Manya Brachear Pashman: Jennifer Mendelsohn helped create the DNA reunion project at the Center for Jewish History, which uses the power of genetic genealogy to reconnect Holocaust survivors and their children to relatives from whom they were separated. While she did not regularly attend Shabbat services, she and her husband thought it was important to show up at Fulton Street Synagogue in Baltimore on November 2, 2018.
Jennifer Mendelsohn: I walked in, and there's just no way to express what it was like. There were probably 300 people there. And you know, we normally do a potluck dinner. And I looked and there was, you know, there was no room to put down all the food, there was no prayer books, there were people, you know, just packed in. And I remember seeing the faces of neighbors of ours, non Jewish neighbors, and I immediately just got so overcome, and they just sort of smiled at me. And just to know that they had taken the time on a Friday night just to say, we care, and we're here with you. It was unbelievably powerful.
Manya Brachear Pashman: Clergy and congregants from across different religious traditions helped light memorial candles for the 11 victims in Pittsburgh and the congregation sang “We Shall Overcome.”
Jennifer Mendelsohn: I feel like every time I go back, I remember how nice it feels to be at synagogue. You always think like, Oh, it's so much easier to just, you know, sit on your couch with your fuzzy slippers. But it's, you know, it's always nice to be there. And all of the rituals are so familiar, you know, lighting candles, and, you know, welcoming the Sabbath bride and all of that, and the songs and it just reminded me that, you know, I'm not a particularly religious person in terms of practice or ritual. But it reminded me that, you know, that's where I come from, those are my people. And it was just very comforting to be in that environment at a time of such tragedy to just be around familiar sounds and smells and sights and all of that.”
Manya Brachear Pashman: For Mendelsohn, 2018 had already been fraught and eye-opening, as she had become the target of online antisemitism because of a political project on Twitter. As someone who deals with the Holocaust on a daily basis, her shock surprised her.
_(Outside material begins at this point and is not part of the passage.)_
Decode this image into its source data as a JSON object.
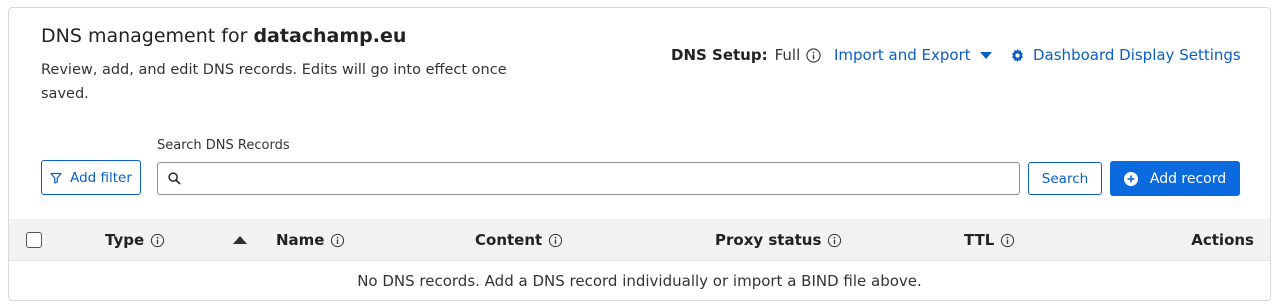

Jennifer Mendelsohn: This event sort of crystallized the sense that, you know, antisemitism was still around and perhaps, you know, coming back with a new fearsome edge… It was very hard to fathom. You know you you spend this much time thinking about the Holocaust and dealing with families shattered by genocide that was, you know, spurred by just hatred. And you think, ‘Well, surely this will never happen again, because everyone understands, and clearly people don't. So it was a very sobering experience to feel threatened again, as an American Jew.
Manya Brachear Pashman: But #ShowUpForShabbat also crystallized that regardless of ideology, color or creed, most of America stood beside the Jewish community in this moment.
Jennifer Mendelsohn: The crowd inside that synagogue was exactly the America that my ancestors came to the U.S. to be a part of, you know, they escaped political discrimination in Eastern Europe, and that's really for me what it was all about and to reinforce that that America exists that helping, kind, inclusive America, in the face of this horrific act of violence and hatred was just really the balm that my soul needed at that moment.